Task requirements: What lines below contain the word "value"? Please pull each one out.

[Entries taken from a collection]

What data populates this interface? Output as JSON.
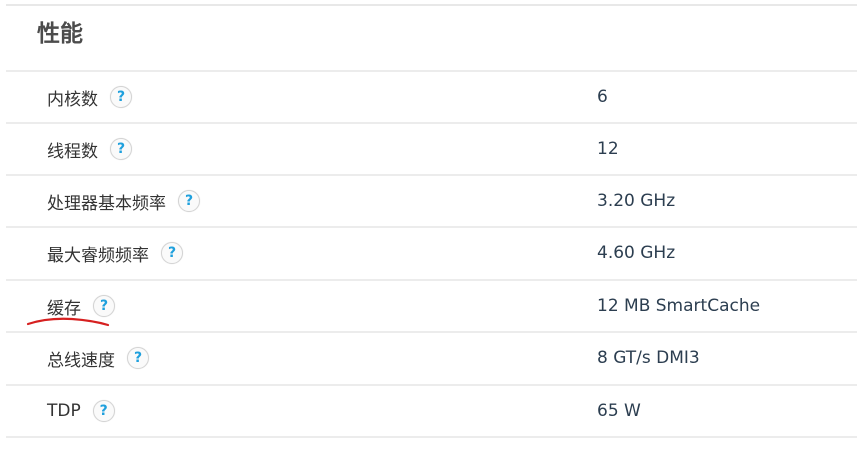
{
  "section": {
    "title": "性能"
  },
  "help_icon_glyph": "?",
  "specs": [
    {
      "label": "内核数",
      "value": "6"
    },
    {
      "label": "线程数",
      "value": "12"
    },
    {
      "label": "处理器基本频率",
      "value": "3.20 GHz"
    },
    {
      "label": "最大睿频频率",
      "value": "4.60 GHz"
    },
    {
      "label": "缓存",
      "value": "12 MB SmartCache"
    },
    {
      "label": "总线速度",
      "value": "8 GT/s DMI3"
    },
    {
      "label": "TDP",
      "value": "65 W"
    }
  ],
  "colors": {
    "help_icon": "#1fa0dd",
    "annotation_underline": "#d62020",
    "row_divider": "#ececec"
  },
  "annotation": {
    "type": "hand-drawn red underline",
    "target": "缓存"
  }
}
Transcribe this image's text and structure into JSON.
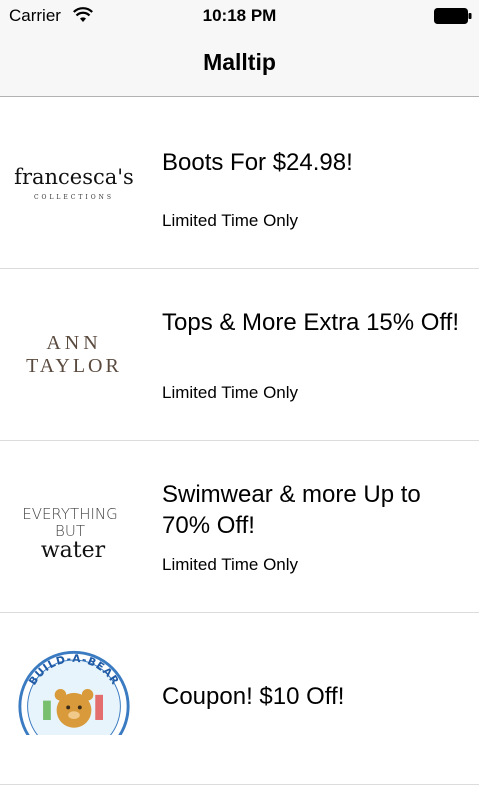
{
  "status_bar": {
    "carrier": "Carrier",
    "time": "10:18 PM",
    "wifi_icon": "wifi-icon",
    "battery_icon": "battery-icon"
  },
  "nav": {
    "title": "Malltip"
  },
  "deals": [
    {
      "store_logo_text": "francesca's",
      "store_logo_subtext": "COLLECTIONS",
      "title": "Boots For $24.98!",
      "subtitle": "Limited Time Only"
    },
    {
      "store_logo_text": "ANN",
      "store_logo_subtext": "TAYLOR",
      "title": "Tops & More Extra 15% Off!",
      "subtitle": "Limited Time Only"
    },
    {
      "store_logo_text": "EVERYTHING",
      "store_logo_subtext": "BUT",
      "store_logo_subtext2": "water",
      "title": "Swimwear & more Up to 70% Off!",
      "subtitle": "Limited Time Only"
    },
    {
      "store_logo_text": "BUILD-A-BEAR",
      "title": "Coupon! $10 Off!"
    }
  ]
}
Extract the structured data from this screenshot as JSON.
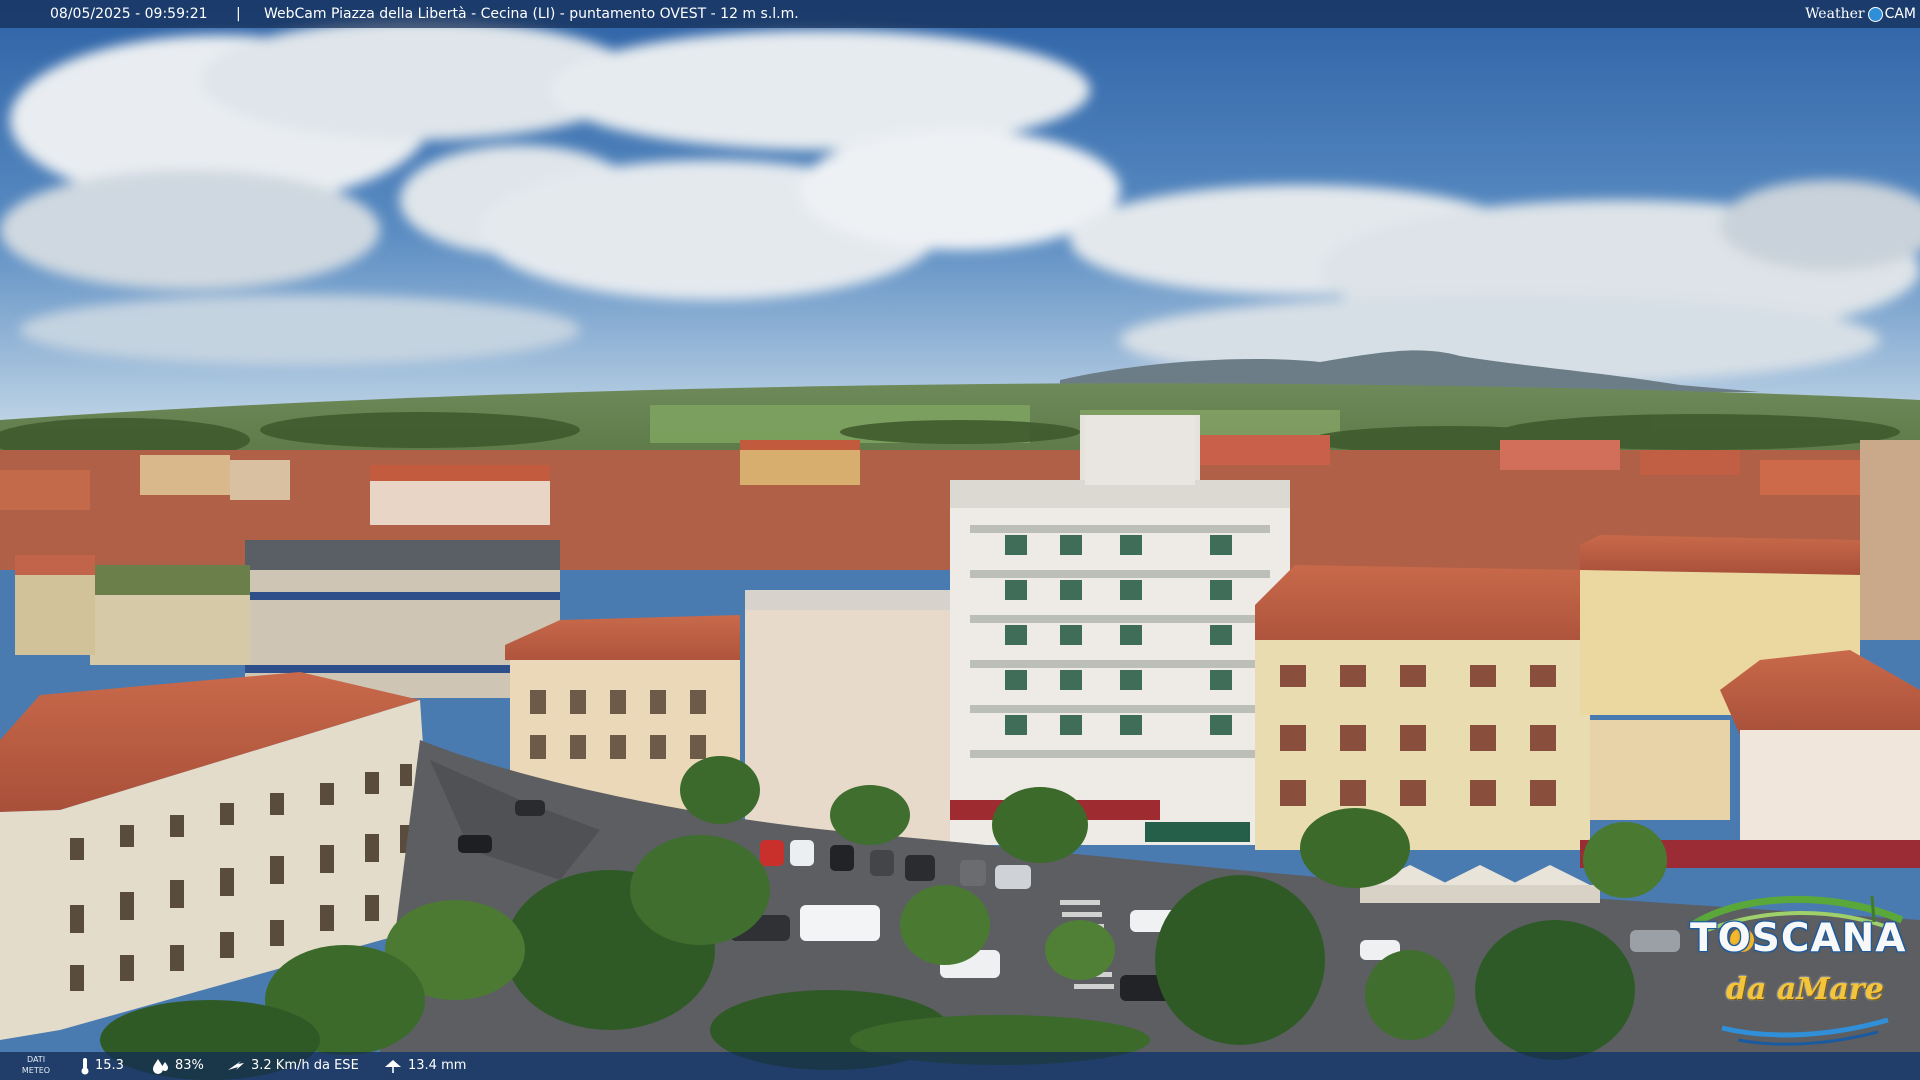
{
  "overlay": {
    "timestamp": "08/05/2025 - 09:59:21",
    "separator": "|",
    "caption": "WebCam Piazza della Libertà - Cecina (LI) - puntamento OVEST - 12 m s.l.m.",
    "brand_weather": "Weather",
    "brand_cam": "CAM"
  },
  "meteo": {
    "label_line1": "DATI",
    "label_line2": "METEO",
    "temperature": "15.3",
    "humidity": "83%",
    "wind": "3.2 Km/h da ESE",
    "rain": "13.4 mm"
  },
  "logo": {
    "title": "TOSCANA",
    "subtitle": "da aMare"
  },
  "icons": {
    "temperature": "thermometer-icon",
    "humidity": "droplet-icon",
    "wind": "wind-icon",
    "rain": "rain-icon"
  },
  "colors": {
    "sky_top": "#2f63a5",
    "sky_horizon": "#b9cfe2",
    "roof": "#b85a3e",
    "overlay_bar": "#142d55",
    "logo_yellow": "#f4c43a",
    "logo_blue": "#1a5aa0"
  }
}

Expected answer:
      "value": "6"
      "value": "12"
      "value": "3.20 GHz"
      "value": "4.60 GHz"
      "value": "12 MB SmartCache"
      "value": "8 GT/s DMI3"
      "value": "65 W"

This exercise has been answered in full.